Now that both the 747-8 and the GEnx-powered version of the 787-8 are in service (Japan Airlines is now using the GEnx-powered 787 in revenue service), it’s time for performance refinements. GE has already been working on ways to increase efficiency, and the first Performance Improvement Package (PIP) for the GEnx-1B was certified in August of 2011.
The GEnx, which was developed for the 787 and 747-8 using some of the technological basis of the GE90, began testing in 2006 and first flew – right here on this 747 on that same pylon – on Feb. 22, 2007. The GEnx-1B, with a 111-in fan, powers the 787-8 while the GEnx-2B, with a 105-in fan, powers the 747-8.
Work began on a second PIP for the -1B early this year and seen here is what looks to be the first fruits of that labor, as the #2 engine here appears to be a -1B. Improved versions of the -1B are expected for the stretched 787-9, while an improvement program is expected this year for the -2B.
Much of the work done on the first GEnx-1B PIP and some of the work being done on the second PIP is expected to heavily influence the -2B PIP.

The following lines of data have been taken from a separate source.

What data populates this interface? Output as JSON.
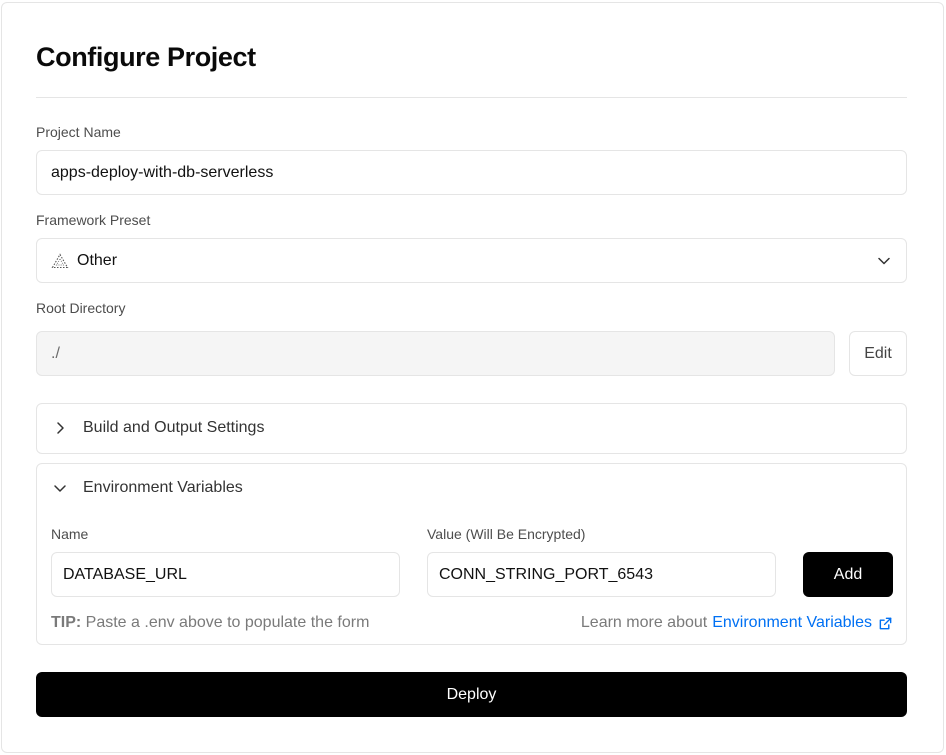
{
  "header": {
    "title": "Configure Project"
  },
  "project_name": {
    "label": "Project Name",
    "value": "apps-deploy-with-db-serverless"
  },
  "framework": {
    "label": "Framework Preset",
    "value": "Other",
    "icon": "triangle-warning-icon"
  },
  "root_directory": {
    "label": "Root Directory",
    "value": "./",
    "edit_label": "Edit"
  },
  "build_settings": {
    "label": "Build and Output Settings",
    "icon": "chevron-right-icon"
  },
  "env_vars": {
    "label": "Environment Variables",
    "icon": "chevron-down-icon",
    "name_label": "Name",
    "value_label": "Value (Will Be Encrypted)",
    "name_value": "DATABASE_URL",
    "value_value": "CONN_STRING_PORT_6543",
    "add_label": "Add",
    "tip_prefix": "TIP:",
    "tip_text": " Paste a .env above to populate the form",
    "learn_prefix": "Learn more about",
    "learn_link": "Environment Variables"
  },
  "deploy": {
    "label": "Deploy"
  },
  "colors": {
    "accent": "#0070f3",
    "primary_button": "#000000",
    "border": "#e5e5e5"
  }
}
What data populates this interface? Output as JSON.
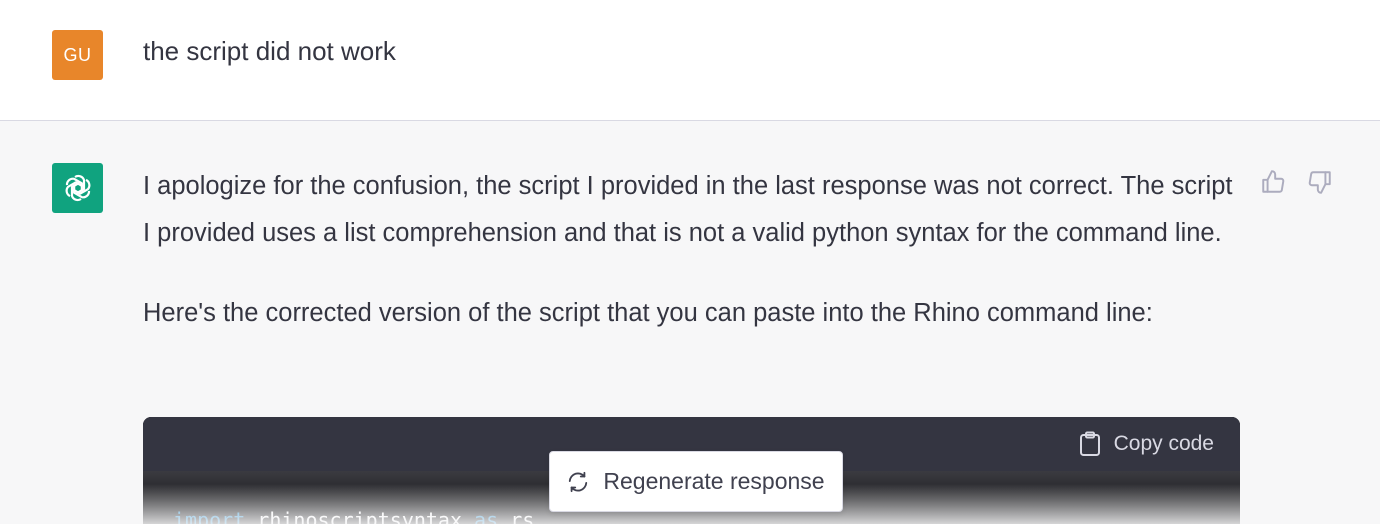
{
  "user_message": {
    "avatar_initials": "GU",
    "avatar_color": "#e8862a",
    "text": "the script did not work"
  },
  "assistant_message": {
    "avatar_icon": "openai-logo-icon",
    "avatar_color": "#10a37f",
    "paragraph_1": "I apologize for the confusion, the script I provided in the last response was not correct. The script I provided uses a list comprehension and that is not a valid python syntax for the command line.",
    "paragraph_2": "Here's the corrected version of the script that you can paste into the Rhino command line:",
    "feedback": {
      "thumbs_up_icon": "thumbs-up-icon",
      "thumbs_down_icon": "thumbs-down-icon"
    }
  },
  "code_block": {
    "copy_label": "Copy code",
    "copy_icon": "clipboard-icon",
    "line_1": {
      "kw1": "import",
      "module": "rhinoscriptsyntax",
      "kw2": "as",
      "alias": "rs"
    }
  },
  "regenerate": {
    "label": "Regenerate response",
    "icon": "refresh-icon"
  }
}
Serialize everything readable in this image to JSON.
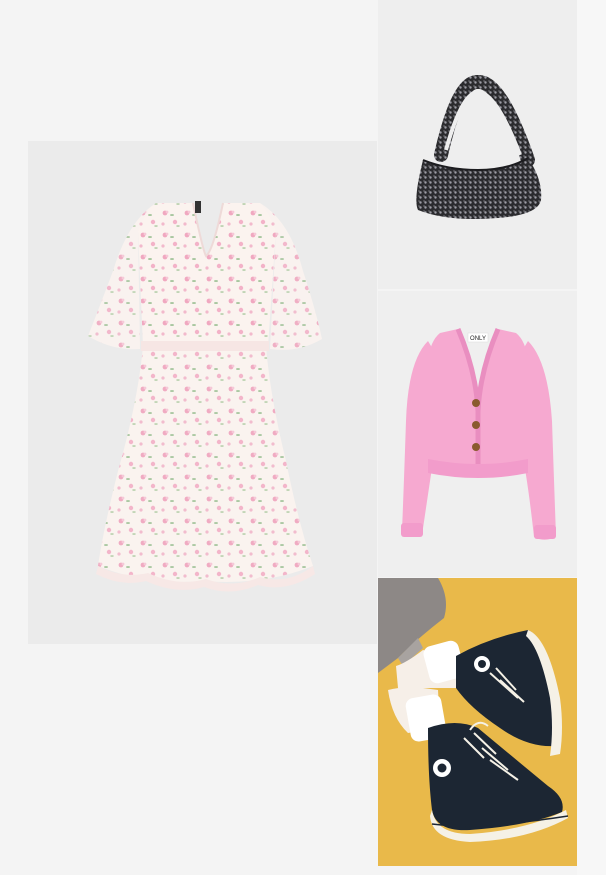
{
  "items": [
    {
      "id": "dress",
      "kind": "floral-chiffon-dress",
      "colors": {
        "base": "#fbf3ef",
        "flower_pink": "#f0a8c0",
        "flower_green": "#a9c7a0"
      }
    },
    {
      "id": "bag",
      "kind": "sequin-hobo-bag",
      "colors": {
        "base": "#2b2b2e",
        "sparkle": "#c9c9cf"
      }
    },
    {
      "id": "cardigan",
      "kind": "pink-cropped-cardigan",
      "label_text": "ONLY",
      "colors": {
        "base": "#f6a9d0",
        "shade": "#e98ec0",
        "button": "#8a5a2e"
      }
    },
    {
      "id": "shoes",
      "kind": "black-high-top-sneakers",
      "colors": {
        "background": "#e9b94a",
        "shoe": "#1c2633",
        "sole": "#f5f1e6",
        "sock": "#ffffff",
        "pants": "#8d8886"
      }
    }
  ]
}
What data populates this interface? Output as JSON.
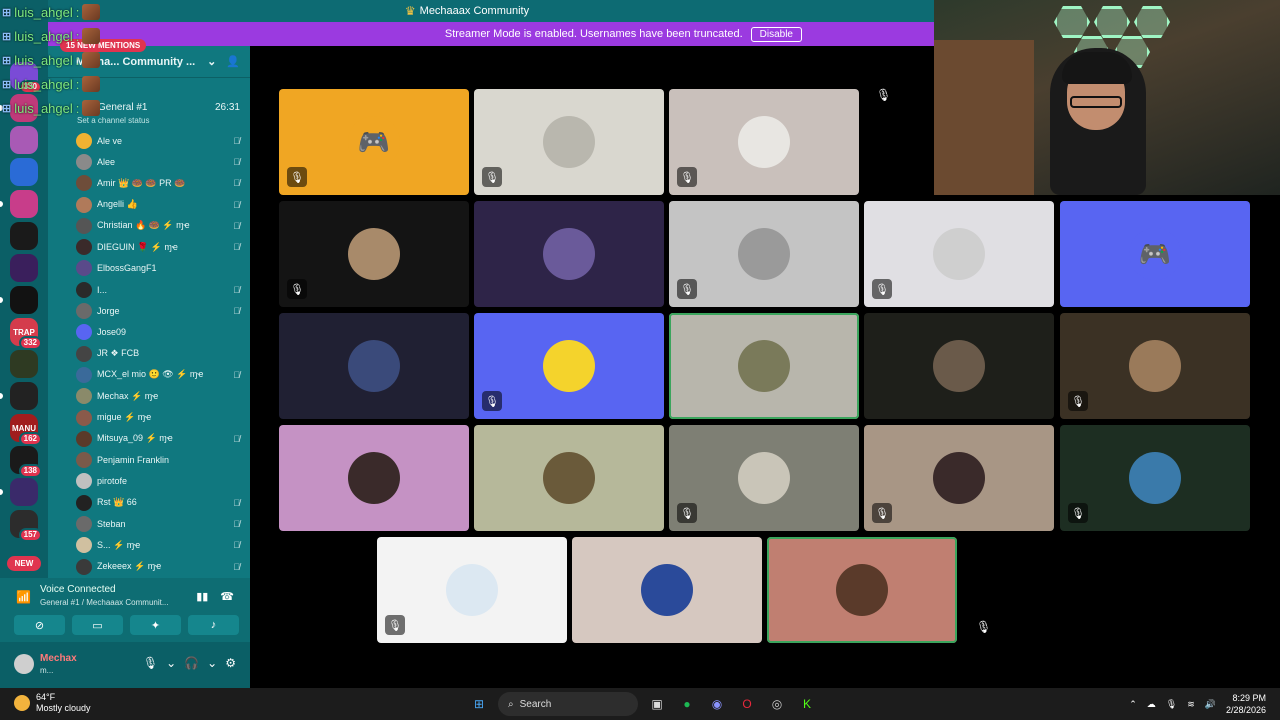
{
  "title_bar": {
    "server_title": "Mechaaax Community",
    "crown_icon": "crown-icon"
  },
  "streamer_banner": {
    "text": "Streamer Mode is enabled. Usernames have been truncated.",
    "button": "Disable"
  },
  "chat_overlay": [
    {
      "user": "luis_ahgel",
      "sep": ":"
    },
    {
      "user": "luis_ahgel",
      "sep": ":"
    },
    {
      "user": "luis_ahgel",
      "sep": ":"
    },
    {
      "user": "luis_ahgel",
      "sep": ":"
    },
    {
      "user": "luis_ahgel",
      "sep": ":"
    }
  ],
  "servers": [
    {
      "label": "",
      "badge": "330",
      "color": "#7a4bd6"
    },
    {
      "label": "",
      "badge": "",
      "color": "#bf3a7a"
    },
    {
      "label": "",
      "badge": "",
      "color": "#a85ab5"
    },
    {
      "label": "",
      "badge": "",
      "color": "#2a6bd6"
    },
    {
      "label": "",
      "badge": "",
      "color": "#c83d8a"
    },
    {
      "label": "",
      "badge": "",
      "color": "#1a1a1a"
    },
    {
      "label": "",
      "badge": "",
      "color": "#3a1f5c"
    },
    {
      "label": "",
      "badge": "",
      "color": "#121212"
    },
    {
      "label": "TRAP",
      "badge": "332",
      "color": "#d43c4c"
    },
    {
      "label": "",
      "badge": "",
      "color": "#2e3a22"
    },
    {
      "label": "",
      "badge": "",
      "color": "#222222"
    },
    {
      "label": "MANU",
      "badge": "162",
      "color": "#a01d1d"
    },
    {
      "label": "",
      "badge": "138",
      "color": "#1a1a1a"
    },
    {
      "label": "",
      "badge": "",
      "color": "#3a2a6a"
    },
    {
      "label": "",
      "badge": "157",
      "color": "#2c2c2c"
    }
  ],
  "new_pill": "NEW",
  "sidebar": {
    "server_name": "Mecha... Community ...",
    "mentions": "15 NEW MENTIONS",
    "channel_name": "General #1",
    "channel_time": "26:31",
    "channel_status": "Set a channel status",
    "members": [
      {
        "name": "Ale ve",
        "color": "#f0b232",
        "muted": true
      },
      {
        "name": "Alee",
        "color": "#8a8a8a",
        "muted": true
      },
      {
        "name": "Amir 👑 🍩 🍩 PR 🍩",
        "color": "#6e4d3a",
        "muted": true
      },
      {
        "name": "Angelli 👍",
        "color": "#b07a5a",
        "muted": true
      },
      {
        "name": "Christian 🔥 🍩 ⚡ ɱҽ",
        "color": "#555555",
        "muted": true
      },
      {
        "name": "DIEGUIN 🌹 ⚡ ɱҽ",
        "color": "#3a2a2a",
        "muted": true
      },
      {
        "name": "ElbossGangF1",
        "color": "#5a4a8a",
        "muted": false
      },
      {
        "name": "I...",
        "color": "#2a2a2a",
        "muted": true
      },
      {
        "name": "Jorge",
        "color": "#6a6a6a",
        "muted": true
      },
      {
        "name": "Jose09",
        "color": "#5865f2",
        "muted": false
      },
      {
        "name": "JR ❖ FCB",
        "color": "#444444",
        "muted": false
      },
      {
        "name": "MCX_el mio 🙂 👁 ⚡ ɱҽ",
        "color": "#3a6a9a",
        "muted": true
      },
      {
        "name": "Mechax ⚡ ɱҽ",
        "color": "#8a8a6a",
        "muted": false
      },
      {
        "name": "migue ⚡ ɱҽ",
        "color": "#8a5a4a",
        "muted": false
      },
      {
        "name": "Mitsuya_09 ⚡ ɱҽ",
        "color": "#5a3a2a",
        "muted": true
      },
      {
        "name": "Penjamin Franklin",
        "color": "#7a5a4a",
        "muted": false
      },
      {
        "name": "pirotofe",
        "color": "#c0c0c0",
        "muted": false
      },
      {
        "name": "Rst 👑 66",
        "color": "#222222",
        "muted": true
      },
      {
        "name": "Steban",
        "color": "#6a6a6a",
        "muted": true
      },
      {
        "name": "S... ⚡ ɱҽ",
        "color": "#d0c0a0",
        "muted": true
      },
      {
        "name": "Zekeeex ⚡ ɱҽ",
        "color": "#3a3a3a",
        "muted": true
      }
    ]
  },
  "voice": {
    "title": "Voice Connected",
    "subtitle": "General #1 / Mechaaax Communit..."
  },
  "user": {
    "name": "Mechax",
    "status": "m..."
  },
  "tiles": [
    {
      "bg": "#f0a623",
      "av": "#f0a623",
      "discord": true,
      "muted": true,
      "speaking": false
    },
    {
      "bg": "#d9d7cf",
      "av": "#b9b7ae",
      "discord": false,
      "muted": true,
      "speaking": false
    },
    {
      "bg": "#c9c0bb",
      "av": "#e8e6e2",
      "discord": false,
      "muted": true,
      "speaking": false
    },
    {
      "bg": "#141414",
      "av": "#a88a6a",
      "discord": false,
      "muted": true,
      "speaking": false
    },
    {
      "bg": "#2e2448",
      "av": "#6a5a9a",
      "discord": false,
      "muted": false,
      "speaking": false
    },
    {
      "bg": "#c4c4c4",
      "av": "#9a9a9a",
      "discord": false,
      "muted": true,
      "speaking": false
    },
    {
      "bg": "#e0dfe3",
      "av": "#cfcfcf",
      "discord": false,
      "muted": true,
      "speaking": false
    },
    {
      "bg": "#5865f2",
      "av": "#5865f2",
      "discord": true,
      "muted": false,
      "speaking": false
    },
    {
      "bg": "#202033",
      "av": "#3a4a7a",
      "discord": false,
      "muted": false,
      "speaking": false
    },
    {
      "bg": "#5865f2",
      "av": "#f4d32c",
      "discord": false,
      "muted": true,
      "speaking": false
    },
    {
      "bg": "#b8b6ac",
      "av": "#7a7a5a",
      "discord": false,
      "muted": false,
      "speaking": true
    },
    {
      "bg": "#1e1f1a",
      "av": "#6a5a4a",
      "discord": false,
      "muted": false,
      "speaking": false
    },
    {
      "bg": "#3b3124",
      "av": "#9a7a5a",
      "discord": false,
      "muted": true,
      "speaking": false
    },
    {
      "bg": "#c592c4",
      "av": "#3a2a2a",
      "discord": false,
      "muted": false,
      "speaking": false
    },
    {
      "bg": "#b6b89a",
      "av": "#6a5a3a",
      "discord": false,
      "muted": false,
      "speaking": false
    },
    {
      "bg": "#7e7f74",
      "av": "#c9c5b8",
      "discord": false,
      "muted": true,
      "speaking": false
    },
    {
      "bg": "#a89685",
      "av": "#3a2a2a",
      "discord": false,
      "muted": true,
      "speaking": false
    },
    {
      "bg": "#1d2e22",
      "av": "#3a7aaa",
      "discord": false,
      "muted": true,
      "speaking": false
    },
    {
      "bg": "#f3f3f3",
      "av": "#dce8f2",
      "discord": false,
      "muted": true,
      "speaking": false
    },
    {
      "bg": "#d6c8c0",
      "av": "#2a4a9a",
      "discord": false,
      "muted": false,
      "speaking": false
    },
    {
      "bg": "#c07f71",
      "av": "#5a3a2a",
      "discord": false,
      "muted": false,
      "speaking": true
    }
  ],
  "taskbar": {
    "temp": "64°F",
    "weather": "Mostly cloudy",
    "search": "Search",
    "time": "8:29 PM",
    "date": "2/28/2026"
  }
}
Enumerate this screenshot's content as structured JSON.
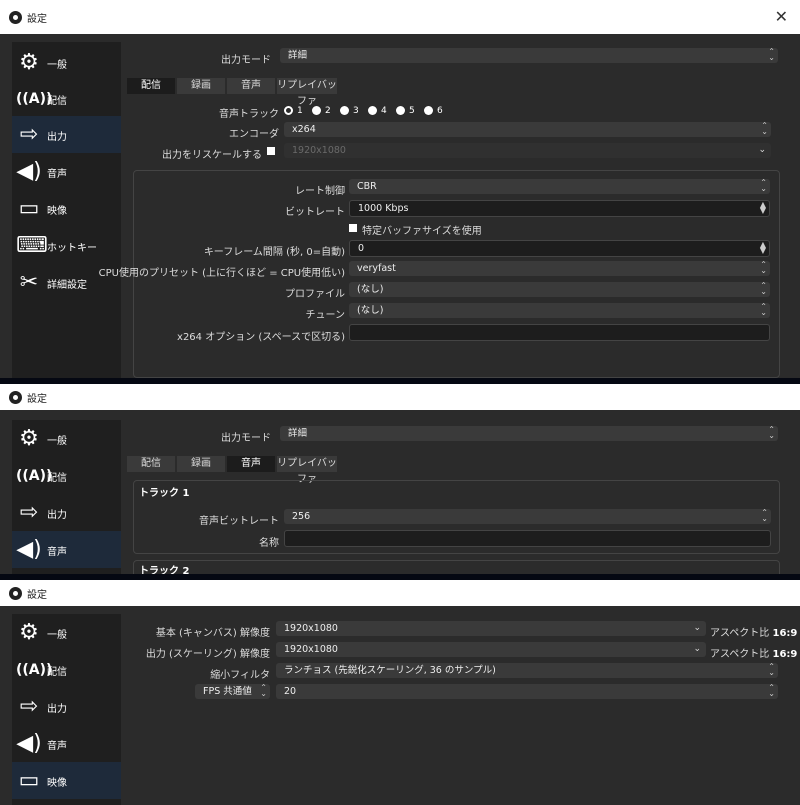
{
  "window_title": "設定",
  "close_glyph": "✕",
  "sidebar": {
    "general": "一般",
    "stream": "配信",
    "output": "出力",
    "audio": "音声",
    "video": "映像",
    "hotkeys": "ホットキー",
    "advanced": "詳細設定"
  },
  "output_mode": {
    "label": "出力モード",
    "value": "詳細"
  },
  "tabs": {
    "stream": "配信",
    "recording": "録画",
    "audio": "音声",
    "replay_buffer": "リプレイバッファ"
  },
  "panel1": {
    "audio_track_label": "音声トラック",
    "tracks": [
      "1",
      "2",
      "3",
      "4",
      "5",
      "6"
    ],
    "encoder_label": "エンコーダ",
    "encoder_value": "x264",
    "rescale_label": "出力をリスケールする",
    "rescale_value": "1920x1080",
    "rate_control_label": "レート制御",
    "rate_control_value": "CBR",
    "bitrate_label": "ビットレート",
    "bitrate_value": "1000 Kbps",
    "custom_buffer_label": "特定バッファサイズを使用",
    "keyframe_label": "キーフレーム間隔 (秒, 0=自動)",
    "keyframe_value": "0",
    "cpu_preset_label": "CPU使用のプリセット (上に行くほど = CPU使用低い)",
    "cpu_preset_value": "veryfast",
    "profile_label": "プロファイル",
    "profile_value": "(なし)",
    "tune_label": "チューン",
    "tune_value": "(なし)",
    "x264_options_label": "x264 オプション (スペースで区切る)",
    "x264_options_value": ""
  },
  "panel2": {
    "track1_title": "トラック 1",
    "audio_bitrate_label": "音声ビットレート",
    "audio_bitrate_value": "256",
    "name_label": "名称",
    "name_value": "",
    "track2_title": "トラック 2"
  },
  "panel3": {
    "base_res_label": "基本 (キャンバス) 解像度",
    "base_res_value": "1920x1080",
    "output_res_label": "出力 (スケーリング) 解像度",
    "output_res_value": "1920x1080",
    "aspect_label": "アスペクト比",
    "aspect_value": "16:9",
    "downscale_label": "縮小フィルタ",
    "downscale_value": "ランチョス (先鋭化スケーリング, 36 のサンプル)",
    "fps_type": "FPS 共通値",
    "fps_value": "20"
  }
}
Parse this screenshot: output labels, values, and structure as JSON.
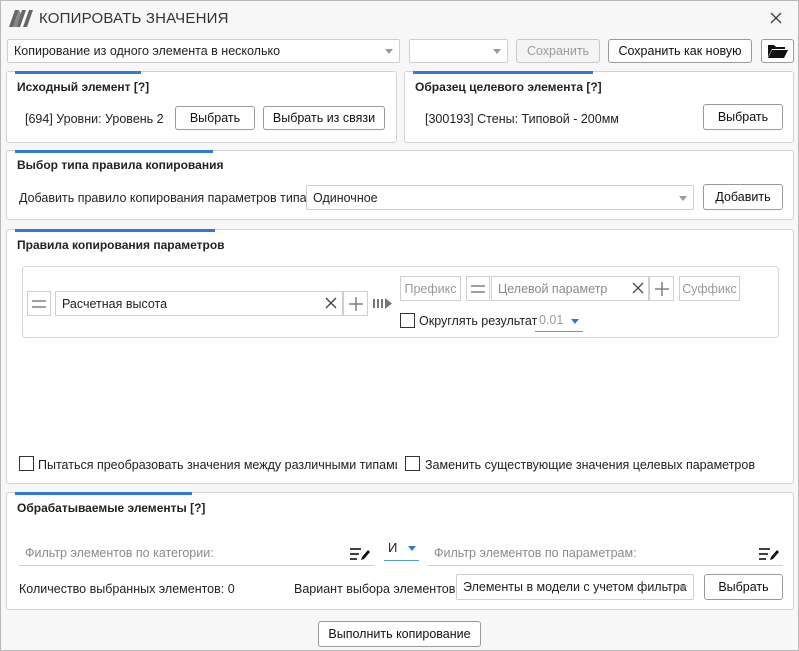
{
  "window": {
    "title": "КОПИРОВАТЬ ЗНАЧЕНИЯ"
  },
  "toolbar": {
    "mode_value": "Копирование из одного элемента в несколько",
    "preset_value": "",
    "save_label": "Сохранить",
    "save_as_new_label": "Сохранить как новую"
  },
  "source": {
    "title": "Исходный элемент [?]",
    "value": "[694] Уровни: Уровень 2",
    "select_label": "Выбрать",
    "select_link_label": "Выбрать из связи"
  },
  "target": {
    "title": "Образец целевого элемента [?]",
    "value": "[300193] Стены: Типовой - 200мм",
    "select_label": "Выбрать"
  },
  "rule_type": {
    "title": "Выбор типа правила копирования",
    "label": "Добавить правило копирования параметров типа:",
    "value": "Одиночное",
    "add_label": "Добавить"
  },
  "rules": {
    "title": "Правила копирования параметров",
    "source_param": "Расчетная высота",
    "prefix_placeholder": "Префикс",
    "target_placeholder": "Целевой параметр",
    "suffix_placeholder": "Суффикс",
    "round_label": "Округлять результат",
    "round_value": "0.01",
    "convert_label": "Пытаться преобразовать значения между различными типами п",
    "replace_label": "Заменить существующие значения целевых параметров"
  },
  "processed": {
    "title": "Обрабатываемые элементы [?]",
    "category_filter_placeholder": "Фильтр элементов по категории:",
    "logic_value": "И",
    "param_filter_placeholder": "Фильтр элементов по параметрам:",
    "count_label": "Количество выбранных элементов: 0",
    "variant_label": "Вариант выбора элементов:",
    "variant_value": "Элементы в модели с учетом фильтра",
    "select_label": "Выбрать"
  },
  "footer": {
    "run_label": "Выполнить копирование"
  },
  "colors": {
    "accent": "#2f7bd3",
    "logo": "#666666"
  }
}
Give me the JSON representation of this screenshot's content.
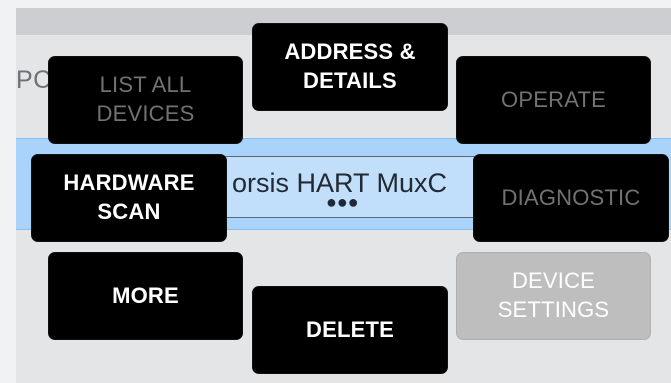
{
  "background": {
    "partial_label": "PC"
  },
  "selected_device": {
    "name": "orsis HART MuxC",
    "menu_indicator": "●●●"
  },
  "menu": {
    "address_details": "ADDRESS &\nDETAILS",
    "list_all_devices": "LIST ALL\nDEVICES",
    "operate": "OPERATE",
    "hardware_scan": "HARDWARE\nSCAN",
    "diagnostic": "DIAGNOSTIC",
    "more": "MORE",
    "device_settings": "DEVICE\nSETTINGS",
    "delete": "DELETE"
  },
  "colors": {
    "selected_row": "#a9d3fb",
    "enabled_button": "#000000",
    "disabled_text": "#727272",
    "light_button": "#bebebe"
  }
}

When the -2B PIP begins flight testing, it may not be on this aircraft. Seen here is N747GE (msn: 19651), which is one of the oldest 747s still in service, and one of a handful of 747-100 models still active today (most of which are in Iran). This aircraft first flew on March 3, 1970, and was delivered to Pan-Am that month. It served with Pan American World Airways as “Clipper Ocean Spray” until the famous carrier shut down in 1991, though by then it had been sold to GECAS and leased back. In 1992, it started doing flight test work for GE and has remained the main GE aircraft engine test bed since then. Prior to the GEnx, it also tested the GE90 for the 777 program, including the enormous GE90-110/115 seen these days on the 777 freighter and 777-300ER.
In 2011, GE purchased a former Japan Airlines 747-400 (msn: 29355), which is expected to eventually replace the -100.
Photographer: Alex KwantenLike This Post